My client—who will remain unnamed—has asked me to use the following typefaces for the design of a website: Frutiger, Adobe Optima, Adobe Futura, and Lexicon No. 1 ADF Bundle. Of course, I’d have to purchase legal copies of the typefaces in order to use them. Frutiger consists of 14 fonts each costing $29.00 individually or $264.00, if purchased as a package from Adobe. Adobe Optima consists of 12 fonts each costing $29.00 individually or $265.00, if purchased as a package from Adobe. Adobe Futura consists of 20 fonts each costing $29.00 or $377.00, if purchased as a package from Adobe. The Lexicon No. 1 ADF Bundle includes six fonts that can be purchased for $391.00 each or as a package for $1874.00 from TEFF, the foundry that released it. These typefaces are going to cost $2780.00, not including taxes.
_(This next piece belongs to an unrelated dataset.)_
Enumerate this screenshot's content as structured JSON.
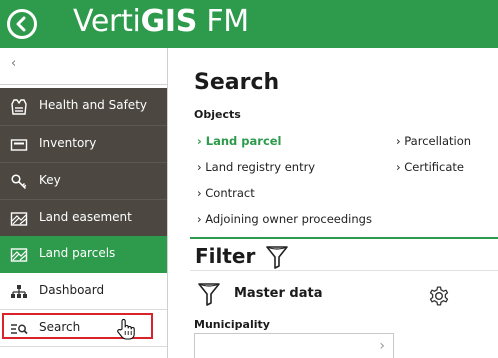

It may be a good idea to convince my client to use different typefaces instead.
After taking into consideration my clients needs and the purpose of the online content my client has asked me create, I have decided that Revolution, Linux Libertine, and Mount are the typefaces that will best fulfill my client’s needs and won’t break the bank. I created a sample of each font, as well as one additional typeface I found interesting. Samples of each typeface are shown below.
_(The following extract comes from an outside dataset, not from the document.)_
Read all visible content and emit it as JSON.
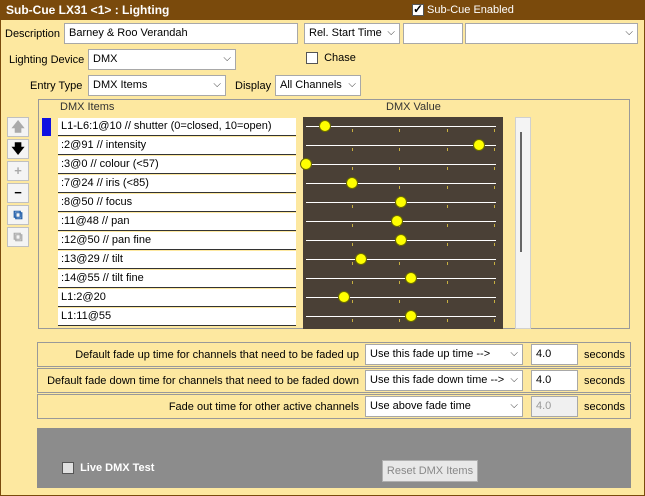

Furthermore, after browsing through dozens of typefaces I have decided to incorporate Linux Libertine into my library of fonts. Linux Libertine and Roboto, a sans-serif typeface, will be the two fonts I will rely on heavily from now on. I have decided on these two typefaces because of their readability and the variation in their individual fonts. Linux Libertine and Roboto have good x-heights, come in a variety of weights, and are simple yet attractive. I believe both typefaces will allow users of any web content I create, to read text with ease. A sample of Linux Libertine is shown below.